Dinner gives audiences food for thought, reflection
The Gazette
 

Seeing Dinner With Friends, the Star Bar Players' excellent new production, is a little like having dinner with friends.

Mind you, these may not be your favorite friends - although Crystal Verdon and David Plambeck as Karen and Gabe make as quietly appealing a stage couple as has appeared in Colorado Springs in a long time.

No, the friends in Donald Margulies' Pulitzer-Prize-winning character study have been through thick and thin together. They're the friends you love dearly even though you no longer have much in common. 
  
The main action of Dinner With Friends occurs before the play begins: Tom has left Beth. The first thing we see is Karen and Gabe excitedly describing their trip to Italy to a distracted Beth, who hasn't yet told her best friends.

The play's strength is its honest, realistic characterization and - aside from a thuddingly contrived dream near the end - believable and even hilarious dialogue. Here, it's brought to life by a strong cast in which Plambeck directs as well as acts.

The more judgmental Karen becomes, the most accommodating Gabe gets - or is she reacting to him? What's amazing about Verdon and Plambeck in these roles in that nothing seems amazing. Their interaction has the natural fit of a pair of old shoes, especially in the opening and closing scenes, which convey the impression of a long, pleasant and relatively frictionless life together.

In contrast, "naturalness" is not a word that applies to the relationship between Alysabeth Clements and Mark Hennessy as Beth and Tom. She's prickly and evasive; he's self-righteous, self-absorbed and any number of other hyphenated terms beginning with "self." Their relationship - what we see of it, in a brilliantly realized fight scene - suggest nothing so much as cobra and mongoose.

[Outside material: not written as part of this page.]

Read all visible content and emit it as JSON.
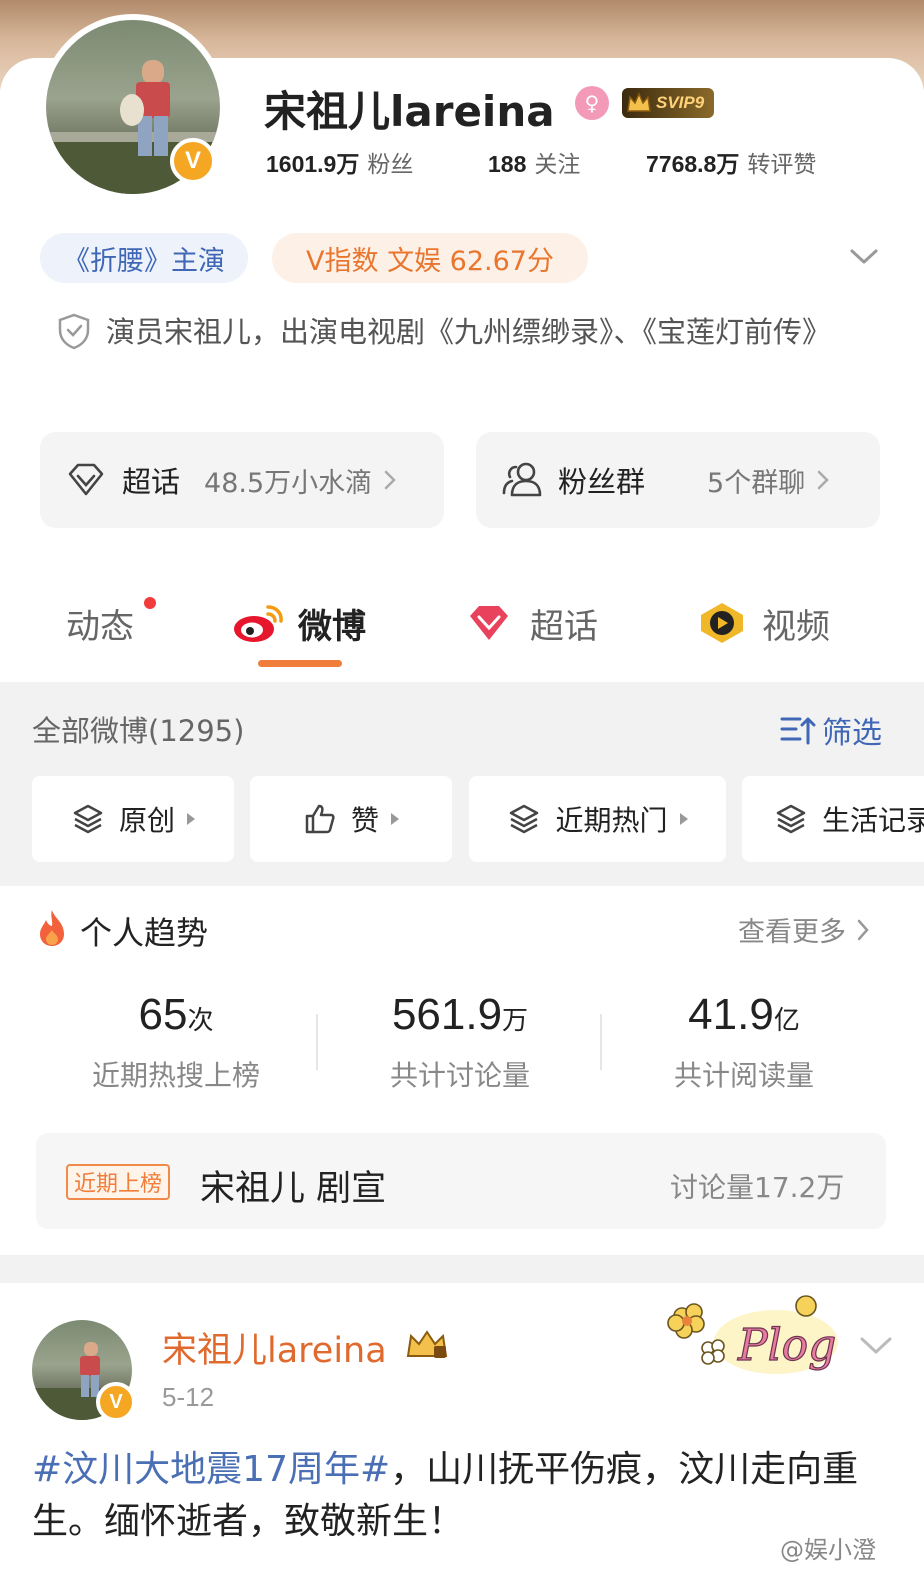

Even the end of a marriage that was probably a mistake in the first place, though, has enormous consequences on the various friendships. "It's like a death, isn't it?" Gabe asks.

Margulies takes what easily could be a collection of clichés voiced by a group of stereotypes and creates something fresh, compelling and believable. Instead of creating complex characters, he creates relatively simple characters and allows complexity to flow naturally from their relationships.

Be forewarned: The play's accuracy and insight into human relationships make it one of the worst date plays ever written.

To those what haven't experienced marriage, even Gabe and Karen will seem like delusional, rationalizing compromisers, their marriage a duet to the tune of "Is That All There Is?"

Those of us who know better - or are at least determined not to admit our rationalizations and delusions, even to ourselves - will see our friends, and ourselves, affectionately recreated on stage.

Meanwhile, at the end of another strong season, the Star Bar Players remain the Colorado Springs' theater scene's answer to Rodney Dangerfield.

No respect at all.

Opening night was marred by a fashion show rehearsal in the nearby auditorium (although the extraneous noise actually went well with Tom and Gabe's bar scene). One of last week's performances had to be rescheduled because of a Battle of the Mariachi bands.

Unfortunately, such events are the norm for this excellent community theater group.

-- Mark Arnest